Rembrandt made his name in Amsterdam but he was born and raised in Leiden, and the handsome city where he learnt his trade is a lovely place to spend a few days. The Oxbridge of the Netherlands, it has more buildings from the Dutch Golden Age than any city outside Amsterdam, and the cityscape still looks much the same as it did in Rembrandt’s day. His old school is still here, as is the studio where he was apprenticed, but to get a true sense of the world he lived in you simply need to stroll around. Leiden’s Lakenhal Museum has some fine examples of his early work, and once you’ve had enough of Rembrandt you can visit one of the world’s oldest botanical gardens (a good spot for lunch) or take a cruise along the canal – the best way to see the city. Travelling here is easy. From Schipol airport, it’s as quick to get here by train (about half an hour) as it is to get into Amsterdam.
When the Berlin Wall came tumbling down, nobody paid much attention to Leipzig, where the Peaceful Revolution began. The most polluted city in East Germany, blighted by filthy factories, few outsiders thought it had much future as a cultural destination. They couldn’t have been more wrong. The city has had a spring clean and its old factories have found new uses – the Spinnerei, formerly Europe’s biggest cotton mill, is now a leading arts centre, full of artists’ studios. Leipzig’s Gewandhaus orchestra is one of Europe’s finest – after forty years behind the Iron Curtain, the city of Bach, Schumann and Mendelssohn is a world centre for classical music once again. Another big plus for British visitors is its proximity to Colditz, about an hour’s drive away. The town is quaint and pleasant and the imposing Schloss where Britain’s finest POWs were incarcerated now houses a fine museum.

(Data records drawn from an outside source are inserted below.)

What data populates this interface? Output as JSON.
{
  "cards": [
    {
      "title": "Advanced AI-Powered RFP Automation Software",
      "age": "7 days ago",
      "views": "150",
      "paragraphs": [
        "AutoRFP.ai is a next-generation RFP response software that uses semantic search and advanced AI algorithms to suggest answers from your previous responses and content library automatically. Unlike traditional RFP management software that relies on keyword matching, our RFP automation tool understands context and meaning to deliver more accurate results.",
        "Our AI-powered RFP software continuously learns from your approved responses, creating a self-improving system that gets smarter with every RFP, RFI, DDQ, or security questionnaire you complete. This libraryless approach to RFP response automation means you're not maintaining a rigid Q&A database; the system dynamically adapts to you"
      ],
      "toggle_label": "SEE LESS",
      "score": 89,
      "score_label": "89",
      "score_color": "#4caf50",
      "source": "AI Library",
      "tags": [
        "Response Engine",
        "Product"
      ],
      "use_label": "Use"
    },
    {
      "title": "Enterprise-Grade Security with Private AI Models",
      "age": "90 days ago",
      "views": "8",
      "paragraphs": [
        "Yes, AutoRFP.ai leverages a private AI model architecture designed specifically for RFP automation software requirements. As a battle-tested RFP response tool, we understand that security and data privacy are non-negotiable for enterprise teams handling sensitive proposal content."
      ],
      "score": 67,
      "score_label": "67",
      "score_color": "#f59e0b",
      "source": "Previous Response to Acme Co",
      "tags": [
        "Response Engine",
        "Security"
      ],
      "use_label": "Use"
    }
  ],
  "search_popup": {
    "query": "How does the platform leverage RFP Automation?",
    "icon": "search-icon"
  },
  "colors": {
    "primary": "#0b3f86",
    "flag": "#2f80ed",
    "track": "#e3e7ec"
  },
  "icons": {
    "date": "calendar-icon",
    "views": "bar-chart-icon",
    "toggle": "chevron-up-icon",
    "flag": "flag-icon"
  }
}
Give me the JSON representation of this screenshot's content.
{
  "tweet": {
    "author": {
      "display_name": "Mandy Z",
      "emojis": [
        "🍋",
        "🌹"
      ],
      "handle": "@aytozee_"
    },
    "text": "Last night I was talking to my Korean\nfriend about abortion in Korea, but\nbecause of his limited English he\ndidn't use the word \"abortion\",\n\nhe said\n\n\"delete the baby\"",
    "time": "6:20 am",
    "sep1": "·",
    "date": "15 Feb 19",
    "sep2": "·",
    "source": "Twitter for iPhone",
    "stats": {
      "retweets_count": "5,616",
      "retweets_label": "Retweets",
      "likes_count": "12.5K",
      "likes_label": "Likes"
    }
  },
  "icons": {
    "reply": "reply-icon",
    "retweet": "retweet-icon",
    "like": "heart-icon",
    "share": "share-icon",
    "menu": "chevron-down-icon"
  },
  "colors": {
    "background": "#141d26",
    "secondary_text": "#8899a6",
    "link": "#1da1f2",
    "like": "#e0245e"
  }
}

Since Latvia escaped the clutches of the USSR and became a sovereign state again, its lively capital has enjoyed a remarkable renaissance. The scars of Soviet occupation are still there but its older buildings have been rejuvenated, and visitors now come to marvel at one of the most attractive cities in Eastern Europe – a compact metropolis whose diverse architecture reflects its complex past. Colonised by Germans, Russians, Swedes and Poles, Riga is a bizarre, beguiling mix of Hanseatic, Tsarist and Stalinist styles (the extensive Art Nouveau district, one of the biggest in the world, is a legacy of Latvia’s last brief bout of independence, between the wars). Winters are bitterly cold but summertime, though fleeting, is surprisingly warm and sunny. Don’t miss the jolly beach resort of Jurmala, just a short train ride away.
OK, so Toledo is hardly an unknown tourist destination, but most visitors are day trippers from Madrid so if you take the trouble to stay overnight then in the mornings and the evenings you’ll have the city to yourself. And what a city! Crowded onto a steep hill that towers over the surrounding plain, Toledo was once the capital of Spain and it still feels like a capital today. An island in a sea of fields, the gateway to La Mancha, its greatest treasures are the paintings of El Greco, who made his home here. His pictures are scattered around the city, not only in museums but in churches, convents and mansions. A trek around these atmospheric sites is the best way to discover this ancient citadel, as you wander its winding alleys, and get hopelessly lost along the way. A new high speed shuttle puts it within an hour of Madrid.